Assigned task — Return each line of the entries that holds the string "green".

Information shown —
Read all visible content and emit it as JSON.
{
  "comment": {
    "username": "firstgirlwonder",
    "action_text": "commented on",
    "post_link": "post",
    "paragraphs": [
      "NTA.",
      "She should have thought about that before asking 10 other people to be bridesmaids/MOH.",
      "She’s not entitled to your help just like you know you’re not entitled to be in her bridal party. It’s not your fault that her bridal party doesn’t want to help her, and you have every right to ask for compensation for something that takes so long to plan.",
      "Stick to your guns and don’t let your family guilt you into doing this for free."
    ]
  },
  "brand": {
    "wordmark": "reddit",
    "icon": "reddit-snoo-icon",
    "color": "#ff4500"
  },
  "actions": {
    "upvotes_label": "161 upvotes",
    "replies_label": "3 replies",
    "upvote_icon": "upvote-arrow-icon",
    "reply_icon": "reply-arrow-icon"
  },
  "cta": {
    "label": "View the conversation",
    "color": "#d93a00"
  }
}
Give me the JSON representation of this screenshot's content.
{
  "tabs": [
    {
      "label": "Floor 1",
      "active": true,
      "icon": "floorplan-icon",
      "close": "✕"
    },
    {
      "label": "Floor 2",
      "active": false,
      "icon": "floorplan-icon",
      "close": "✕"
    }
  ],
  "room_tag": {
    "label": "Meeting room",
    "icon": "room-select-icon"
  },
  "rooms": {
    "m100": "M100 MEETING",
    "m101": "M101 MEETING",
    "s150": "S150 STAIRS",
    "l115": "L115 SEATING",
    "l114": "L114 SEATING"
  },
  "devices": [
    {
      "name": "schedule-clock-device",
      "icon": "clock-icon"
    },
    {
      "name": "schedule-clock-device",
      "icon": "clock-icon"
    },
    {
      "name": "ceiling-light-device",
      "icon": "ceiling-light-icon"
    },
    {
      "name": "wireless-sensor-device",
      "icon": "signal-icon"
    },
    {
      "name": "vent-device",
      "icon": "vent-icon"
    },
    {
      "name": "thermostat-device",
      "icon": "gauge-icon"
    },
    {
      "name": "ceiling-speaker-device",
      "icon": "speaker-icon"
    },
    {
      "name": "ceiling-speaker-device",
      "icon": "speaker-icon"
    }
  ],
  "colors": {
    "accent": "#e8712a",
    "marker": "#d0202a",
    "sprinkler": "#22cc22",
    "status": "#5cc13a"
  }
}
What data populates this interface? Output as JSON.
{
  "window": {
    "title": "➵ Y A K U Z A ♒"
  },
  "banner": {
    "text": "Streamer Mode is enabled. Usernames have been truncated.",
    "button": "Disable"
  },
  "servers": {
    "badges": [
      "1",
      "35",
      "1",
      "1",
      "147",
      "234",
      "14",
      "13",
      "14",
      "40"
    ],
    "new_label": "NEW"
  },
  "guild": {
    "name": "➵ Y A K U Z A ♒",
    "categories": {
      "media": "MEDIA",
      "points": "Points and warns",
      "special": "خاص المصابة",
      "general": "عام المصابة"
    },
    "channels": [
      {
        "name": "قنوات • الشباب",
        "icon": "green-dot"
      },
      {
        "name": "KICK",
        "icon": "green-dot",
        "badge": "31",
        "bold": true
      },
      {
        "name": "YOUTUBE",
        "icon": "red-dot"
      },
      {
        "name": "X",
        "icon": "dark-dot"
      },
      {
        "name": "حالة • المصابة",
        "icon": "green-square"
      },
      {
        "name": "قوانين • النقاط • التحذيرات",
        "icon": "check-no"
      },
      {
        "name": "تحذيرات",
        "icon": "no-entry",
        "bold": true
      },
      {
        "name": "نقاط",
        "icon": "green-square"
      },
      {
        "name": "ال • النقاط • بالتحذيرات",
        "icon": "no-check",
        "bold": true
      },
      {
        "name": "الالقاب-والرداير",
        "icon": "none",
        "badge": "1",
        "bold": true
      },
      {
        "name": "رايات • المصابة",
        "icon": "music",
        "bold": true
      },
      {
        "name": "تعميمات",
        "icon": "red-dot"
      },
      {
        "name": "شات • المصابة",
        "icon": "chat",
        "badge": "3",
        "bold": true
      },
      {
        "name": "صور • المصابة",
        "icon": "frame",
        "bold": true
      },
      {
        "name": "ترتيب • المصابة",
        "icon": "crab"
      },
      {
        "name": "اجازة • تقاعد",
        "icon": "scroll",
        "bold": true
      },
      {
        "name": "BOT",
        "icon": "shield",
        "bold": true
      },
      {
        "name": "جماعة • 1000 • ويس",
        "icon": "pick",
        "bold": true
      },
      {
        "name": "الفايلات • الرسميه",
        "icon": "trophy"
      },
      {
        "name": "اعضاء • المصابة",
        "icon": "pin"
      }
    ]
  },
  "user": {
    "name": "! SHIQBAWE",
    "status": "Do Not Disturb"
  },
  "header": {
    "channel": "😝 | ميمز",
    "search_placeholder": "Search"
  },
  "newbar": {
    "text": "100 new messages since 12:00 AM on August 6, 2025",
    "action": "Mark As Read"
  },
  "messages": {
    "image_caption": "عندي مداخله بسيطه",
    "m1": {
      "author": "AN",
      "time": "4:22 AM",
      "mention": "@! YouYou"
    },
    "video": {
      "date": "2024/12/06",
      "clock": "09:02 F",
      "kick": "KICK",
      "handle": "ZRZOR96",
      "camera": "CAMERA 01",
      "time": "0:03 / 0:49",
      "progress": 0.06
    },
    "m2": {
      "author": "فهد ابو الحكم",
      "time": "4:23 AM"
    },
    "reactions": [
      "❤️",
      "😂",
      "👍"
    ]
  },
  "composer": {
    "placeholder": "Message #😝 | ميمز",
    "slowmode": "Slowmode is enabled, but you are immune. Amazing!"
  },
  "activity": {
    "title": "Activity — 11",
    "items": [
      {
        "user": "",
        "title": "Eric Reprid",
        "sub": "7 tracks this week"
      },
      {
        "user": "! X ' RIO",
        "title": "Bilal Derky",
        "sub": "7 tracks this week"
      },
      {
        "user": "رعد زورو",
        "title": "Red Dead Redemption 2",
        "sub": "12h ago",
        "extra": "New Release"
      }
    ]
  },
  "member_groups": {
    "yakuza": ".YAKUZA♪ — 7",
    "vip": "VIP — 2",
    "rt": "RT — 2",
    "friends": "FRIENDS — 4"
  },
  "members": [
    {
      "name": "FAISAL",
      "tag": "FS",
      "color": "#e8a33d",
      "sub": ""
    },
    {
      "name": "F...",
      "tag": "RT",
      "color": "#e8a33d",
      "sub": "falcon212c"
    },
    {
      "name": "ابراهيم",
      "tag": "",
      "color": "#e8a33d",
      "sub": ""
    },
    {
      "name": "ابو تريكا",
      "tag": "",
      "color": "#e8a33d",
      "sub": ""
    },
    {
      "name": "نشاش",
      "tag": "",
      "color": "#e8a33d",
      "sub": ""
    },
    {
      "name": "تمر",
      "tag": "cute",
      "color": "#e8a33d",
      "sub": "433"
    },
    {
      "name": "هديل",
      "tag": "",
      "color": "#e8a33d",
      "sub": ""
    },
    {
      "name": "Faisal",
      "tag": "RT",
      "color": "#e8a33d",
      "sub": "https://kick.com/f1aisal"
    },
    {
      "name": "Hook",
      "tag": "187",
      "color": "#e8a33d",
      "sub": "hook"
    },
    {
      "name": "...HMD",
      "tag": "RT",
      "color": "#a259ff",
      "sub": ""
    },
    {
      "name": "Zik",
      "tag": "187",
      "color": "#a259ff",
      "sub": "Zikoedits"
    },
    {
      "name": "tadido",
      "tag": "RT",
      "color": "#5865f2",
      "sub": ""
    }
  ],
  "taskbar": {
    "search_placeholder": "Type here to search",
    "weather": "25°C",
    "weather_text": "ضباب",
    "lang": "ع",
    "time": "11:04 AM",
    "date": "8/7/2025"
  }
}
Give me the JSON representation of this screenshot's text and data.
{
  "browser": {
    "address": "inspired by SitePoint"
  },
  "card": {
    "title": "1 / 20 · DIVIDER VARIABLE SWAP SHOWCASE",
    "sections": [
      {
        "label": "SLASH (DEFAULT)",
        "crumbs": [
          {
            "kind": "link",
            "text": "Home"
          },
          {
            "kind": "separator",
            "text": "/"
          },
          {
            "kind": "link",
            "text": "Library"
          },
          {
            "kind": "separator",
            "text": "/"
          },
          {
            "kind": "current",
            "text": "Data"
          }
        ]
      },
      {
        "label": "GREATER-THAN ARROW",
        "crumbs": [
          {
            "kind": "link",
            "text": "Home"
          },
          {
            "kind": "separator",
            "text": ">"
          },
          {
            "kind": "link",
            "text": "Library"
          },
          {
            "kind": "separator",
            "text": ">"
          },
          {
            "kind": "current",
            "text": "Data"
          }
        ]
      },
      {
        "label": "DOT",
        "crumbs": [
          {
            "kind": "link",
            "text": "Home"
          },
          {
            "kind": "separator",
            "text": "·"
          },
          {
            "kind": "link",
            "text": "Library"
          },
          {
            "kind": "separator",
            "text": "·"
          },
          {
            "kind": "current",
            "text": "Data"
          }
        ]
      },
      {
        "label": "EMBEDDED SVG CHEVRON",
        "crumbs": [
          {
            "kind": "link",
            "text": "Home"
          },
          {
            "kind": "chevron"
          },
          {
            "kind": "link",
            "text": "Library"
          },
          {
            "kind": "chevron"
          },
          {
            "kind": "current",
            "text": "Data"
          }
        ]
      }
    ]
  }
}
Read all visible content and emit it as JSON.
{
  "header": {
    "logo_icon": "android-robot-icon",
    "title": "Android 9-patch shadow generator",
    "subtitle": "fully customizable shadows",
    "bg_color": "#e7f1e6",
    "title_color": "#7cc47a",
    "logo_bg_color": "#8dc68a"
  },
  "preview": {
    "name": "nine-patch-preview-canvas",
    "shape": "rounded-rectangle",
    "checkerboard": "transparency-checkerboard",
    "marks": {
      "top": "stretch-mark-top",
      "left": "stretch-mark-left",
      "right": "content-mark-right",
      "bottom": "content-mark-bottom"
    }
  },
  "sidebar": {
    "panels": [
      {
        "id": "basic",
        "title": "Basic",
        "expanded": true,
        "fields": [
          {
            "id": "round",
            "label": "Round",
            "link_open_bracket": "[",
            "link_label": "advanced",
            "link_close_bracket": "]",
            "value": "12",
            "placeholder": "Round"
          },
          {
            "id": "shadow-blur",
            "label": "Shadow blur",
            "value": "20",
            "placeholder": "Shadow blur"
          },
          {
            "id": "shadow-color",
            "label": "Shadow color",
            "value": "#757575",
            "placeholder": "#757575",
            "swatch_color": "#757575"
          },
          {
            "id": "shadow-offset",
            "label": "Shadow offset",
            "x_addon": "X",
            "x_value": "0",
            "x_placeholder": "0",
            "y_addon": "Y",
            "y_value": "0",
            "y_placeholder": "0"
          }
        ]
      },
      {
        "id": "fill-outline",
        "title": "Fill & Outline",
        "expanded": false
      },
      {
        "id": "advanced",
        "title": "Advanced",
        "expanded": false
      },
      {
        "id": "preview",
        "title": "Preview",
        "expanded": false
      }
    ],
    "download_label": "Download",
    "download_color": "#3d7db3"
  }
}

Expected answer —
        "icon": "green-dot"
        "icon": "green-dot",
        "icon": "green-square"
        "icon": "green-square"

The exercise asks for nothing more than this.